"While each contact may reawaken some of her feelings of loss, most birth mothers report that these contacts help them to move on from the sadness and be more productive in their lives."

The loss isn't reawakened, it's always awake. Every minute of every day for the rest of a mother's life. That doesn't mean a mother doesn't have a productive and fulfilling life, even a happy one. It just means that the loss is always with her. The lost child is not replaced with the birth of more children or a fabulous career or anything else the mother might do. There is no getting around that and reunion doesn't fix it. You don't just "move on" from the loss of a child. 

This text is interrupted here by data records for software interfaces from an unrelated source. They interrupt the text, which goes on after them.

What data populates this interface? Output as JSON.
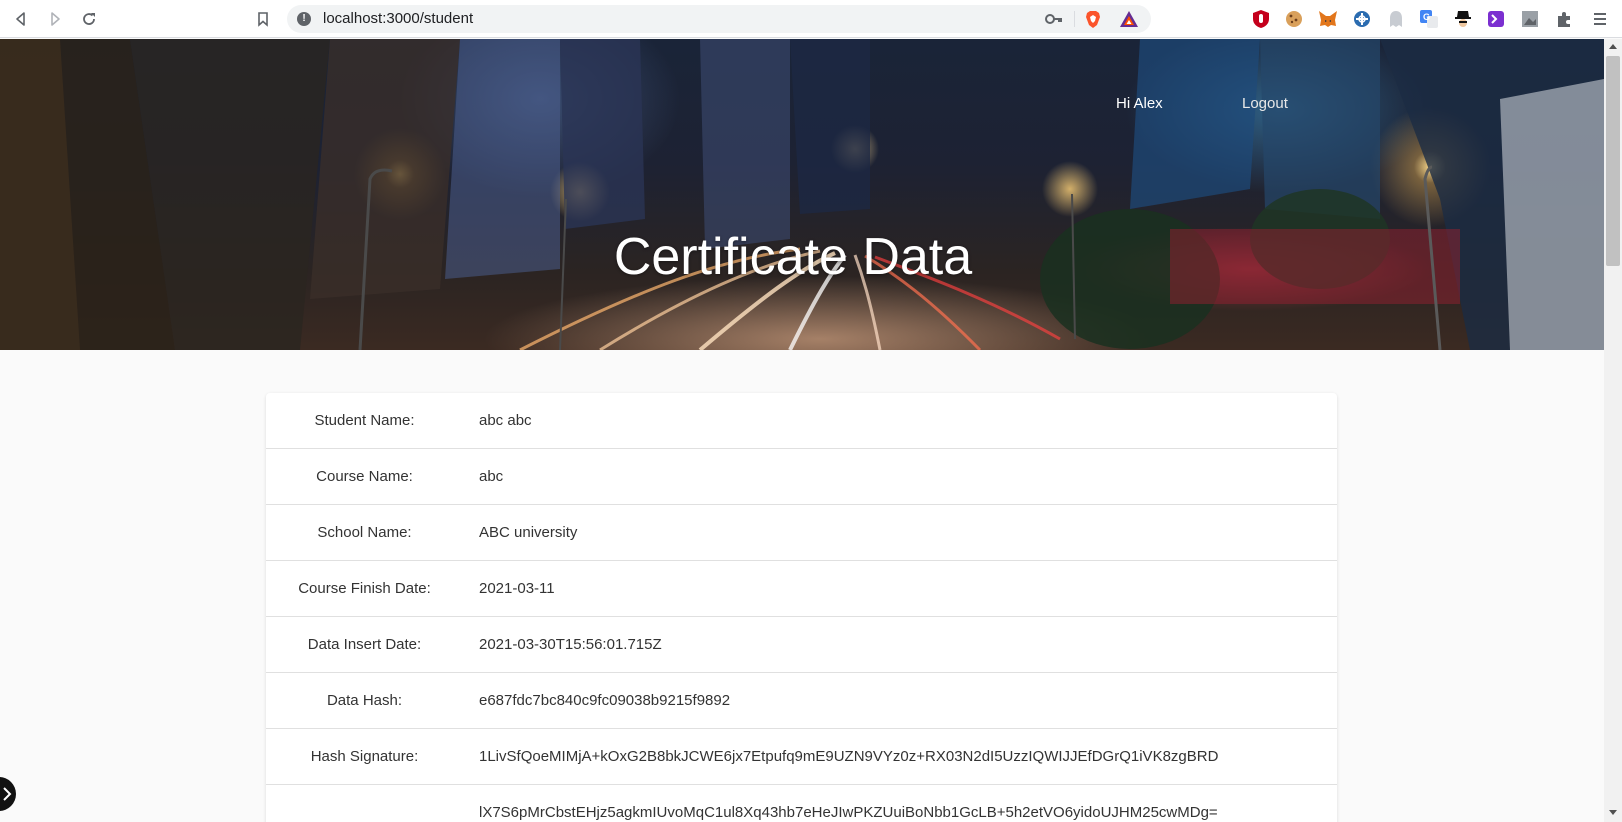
{
  "browser": {
    "url": "localhost:3000/student",
    "nav": {
      "back": "back-icon",
      "forward": "forward-icon",
      "reload": "reload-icon",
      "bookmark": "bookmark-icon"
    },
    "extensions": [
      "ublock-icon",
      "cookie-icon",
      "metamask-icon",
      "crosshair-icon",
      "ghost-icon",
      "translate-icon",
      "spy-icon",
      "terminal-icon",
      "image-icon",
      "puzzle-icon",
      "menu-icon"
    ]
  },
  "header": {
    "greeting": "Hi Alex",
    "logout": "Logout",
    "title": "Certificate Data"
  },
  "certificate": {
    "rows": [
      {
        "label": "Student Name:",
        "value": "abc abc"
      },
      {
        "label": "Course Name:",
        "value": "abc"
      },
      {
        "label": "School Name:",
        "value": "ABC university"
      },
      {
        "label": "Course Finish Date:",
        "value": "2021-03-11"
      },
      {
        "label": "Data Insert Date:",
        "value": "2021-03-30T15:56:01.715Z"
      },
      {
        "label": "Data Hash:",
        "value": "e687fdc7bc840c9fc09038b9215f9892"
      },
      {
        "label": "Hash Signature:",
        "value": "1LivSfQoeMIMjA+kOxG2B8bkJCWE6jx7Etpufq9mE9UZN9VYz0z+RX03N2dI5UzzIQWIJJEfDGrQ1iVK8zgBRD"
      },
      {
        "label": "",
        "value": "lX7S6pMrCbstEHjz5agkmIUvoMqC1ul8Xq43hb7eHeJIwPKZUuiBoNbb1GcLB+5h2etVO6yidoUJHM25cwMDg="
      }
    ]
  },
  "colors": {
    "accent": "#ffffff",
    "card_bg": "#ffffff",
    "page_bg": "#fafafa"
  }
}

And why do they feel the need to tell us to move on? Did they just move on from the loss of their fertility? Did they say- "well it wasn't meant to be that I have children so maybe I should focus on volunteering or fostering children"? No. They jump through hoops, pay a lot of money to the industry, have business cards made that they can hand out to pregnant women who aren't wearing wedding rings, hire people to design slick full color brochures advertising themselves as better than mothers who are poor, in a bad situation or are just unsure of themselves, place ads on Craigslist and use crowd funding to get other people to help them buy a baby. 

Adopters, please stop. Stop telling us to move on. Stop telling other adopters how to help mothers leave their children.

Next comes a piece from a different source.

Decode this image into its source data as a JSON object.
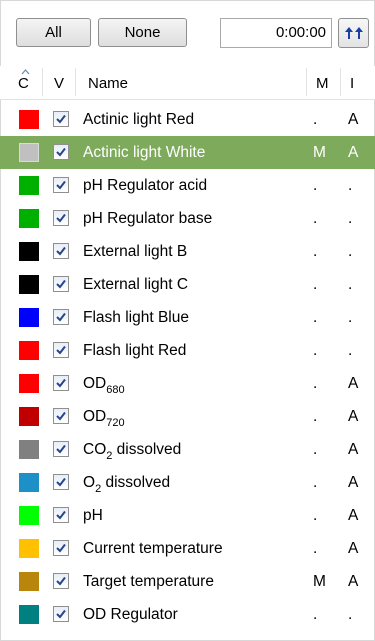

Tuesday, January 27, 2015

Am I a hero?

This post got me thinking.... am I a hero?

What does a hero look like? Does it look like a woman who is pregnant, young and not at all sure about what comes next? Does it look like someone who surrendered to pressure because she didn't have the finances or the strength to back her up? Does it look like someone who surrendered to the pressure of family and church because those people believed that having a child outside of "wedlock" was morally wrong and the child is then illegitimate and doesn't deserve to be included in the family? Does it look like someone who didn't have anywhere else to turn? Does that make me a hero?

According to the woman who wrote that post, we- meaning the mothers who bore children and were unable to keep those children-, we are heroes. What's wrong with that picture?

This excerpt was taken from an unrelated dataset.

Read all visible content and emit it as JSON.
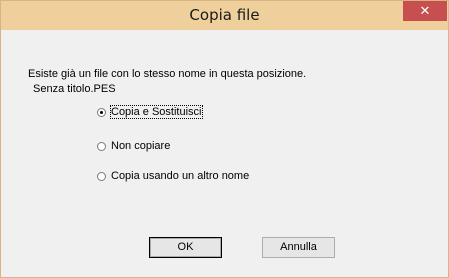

Not having choices does not make anyone a hero. It makes them simply choiceless. It makes them people who are doing what they have to do to survive. It makes them people who have to carry on in the face of grief that they're expected to live with regardless of how other people view the situation or how horrendous that grief is. It makes them people who carry on even though they want to just curl up in a ball and die.

Like the woman who wrote that post, the woman who adopted my daughter thanked me one day for giving her the gift of my daughter. I replied with- "she wasn't a gift, I didn't give her willingly. I was forced" There was silence on the other end of the phone. The subject was quickly changed.

Adopters are saviors and first mothers are heroes. This is what the adoption industry would have us believe. This is what they bank on. This is what keeps the bottom line healthy.